The king commissioned him to "discover certain islands and lands where it is said that a great quantity of gold and other precious things are to be found", and Cartier set sail on April 20, 1534.
During this voyage he explored parts of Newfoundland and the Gulf of Saint Lawrence. He also encountered aboriginal people on the north side of Chaleur Bay and conducted some trade with them. He also captured two natives belong to the Saint Lawrence Iroquoian tribe and brought them to France in September 1534.
Cartier reported to the king all that he had discovered. The king was impressed with his findings and sent him on another expedition the following year. He set sail on his second voyage with three ships, 110 men, and his two Iroquoian captives to serve as guides.
The expedition navigated Saint Lawrence, travelled to as far as Quebec and established a base.

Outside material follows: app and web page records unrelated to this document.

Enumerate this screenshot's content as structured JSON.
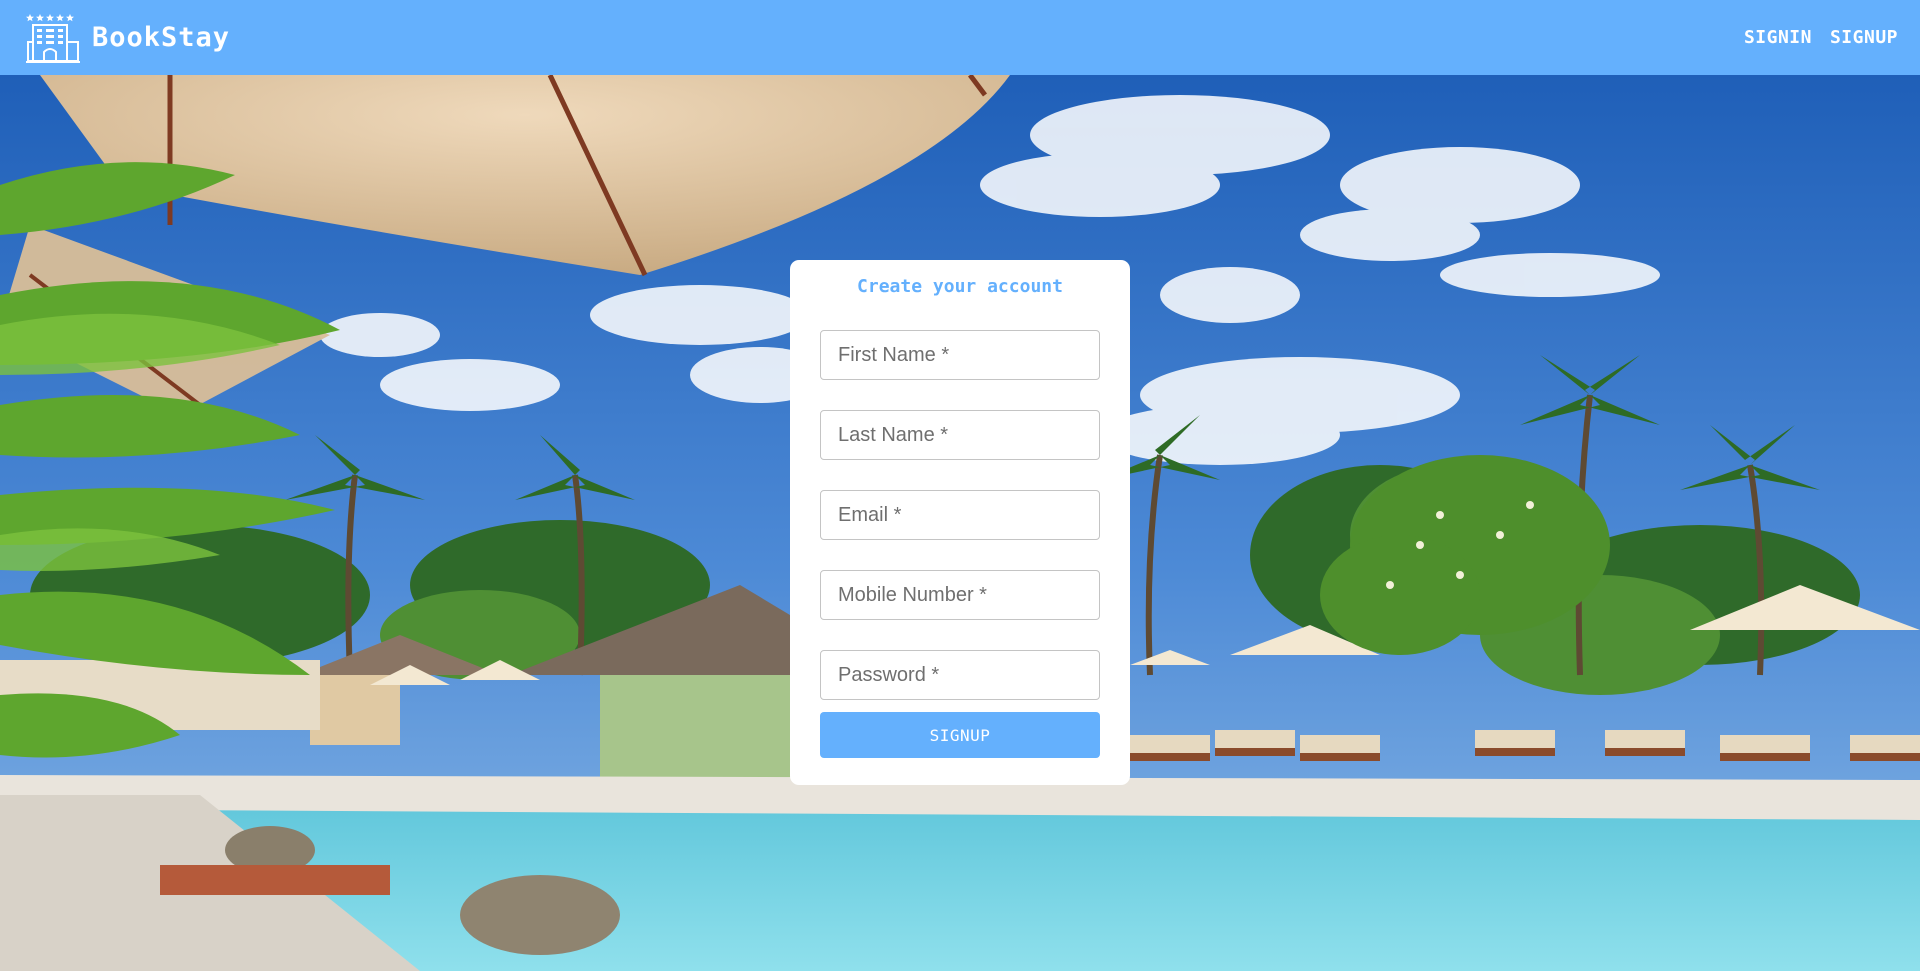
{
  "brand": {
    "name": "BookStay",
    "icon": "hotel-icon"
  },
  "nav": {
    "signin_label": "SIGNIN",
    "signup_label": "SIGNUP"
  },
  "form": {
    "title": "Create your account",
    "fields": {
      "first_name": {
        "placeholder": "First Name *",
        "value": ""
      },
      "last_name": {
        "placeholder": "Last Name *",
        "value": ""
      },
      "email": {
        "placeholder": "Email *",
        "value": ""
      },
      "mobile": {
        "placeholder": "Mobile Number *",
        "value": ""
      },
      "password": {
        "placeholder": "Password *",
        "value": ""
      }
    },
    "submit_label": "SIGNUP"
  },
  "colors": {
    "accent": "#64b0fd",
    "card": "#ffffff",
    "sky": "#2e6fc2",
    "pool": "#6fd0e4"
  }
}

Then Cartier sailed downriver to reach modern-day Montreal where he was welcomed by the Iroquois. From the natives he learned of some other rivers that led farther west, where gold, silver, copper and spices could be found.
Cartier and other voyagers planned to travel farther west in search of gold, silver and spice but before they could travel, winter set in. The winter was harsher than what they had expected and thus they had to stall their future plans for a while. Several of Cartier’s men succumbed to diseases during the winter and to make matters worse, the cordial relations between the explorers and the natives became strained.

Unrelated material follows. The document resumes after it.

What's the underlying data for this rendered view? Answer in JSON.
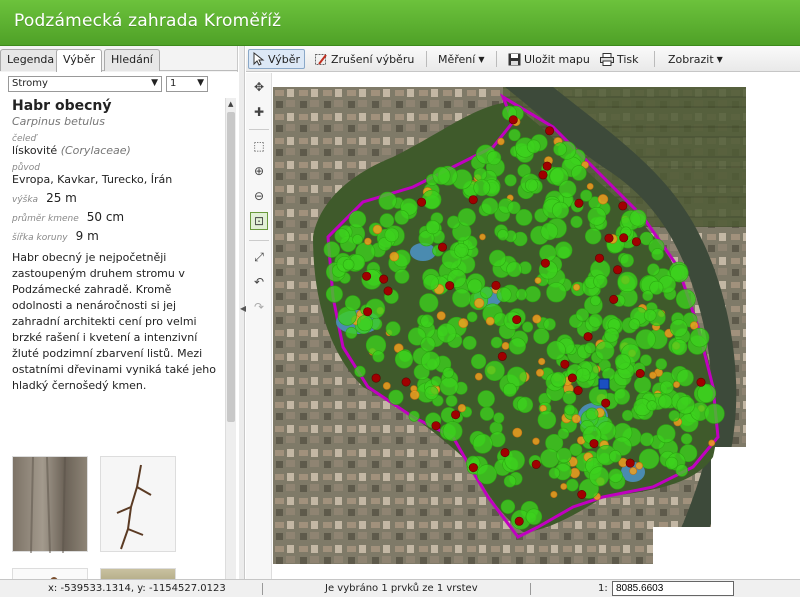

When spring set in and the rivers began to melt, Cartier captured some of the Iroquois chiefs and sailed for France. Then he reported to the king what he had learned about the lands which abounded in riches farther in the interior of the lands they had explored.
War in France temporarily prevented the king from sending out any expeditions for a few years. With the political situation improving in France, the king ordered Jacques Cartier to return to Canada and start the colonization process. He departed on his third voyage with five ships in May 1541, with the aim of finding the "Kingdom of Saguenay" and its riches, and of establishing a permanent settlement along the Saint Lawrence River.
Cartier and his men reached Quebec and set up camp. There they found an abundance of what they thought were gold and diamonds. Cartier fervently collected what he believed to be treasures and abandoned the base and returned to France to sell the booty.
During this time, other colonists sent by the king were enroute to Canada and were supposed to join Cartier in establishing a settlement there. But Cartier did not wait for them and fled to France. Back in his homeland he got the biggest shock when he realized that the “diamonds” and “gold” he had so painstakingly collected were actually just worthless quartz crystals and iron pyrites, respectively.
Having lost favor with the king because of his irresponsible behavior, he was never sent on another commissioned voyage.
Jacques Cartier explored the Gulf of Saint Lawrence and the shores of the Saint Lawrence River, and named the region "The Country of Canadas". His extensive explorations of the area laid the basis for France’s later claims to the lands even though Cartier himself did not play any role in the colonization of Canada.
Personal Life & Legacy
Jacques Cartier married Mary Catherine des Granches in 1520. His wife hailed from a prominent family.
He died on September 1, 1557 during an epidemic. He was 65 years old.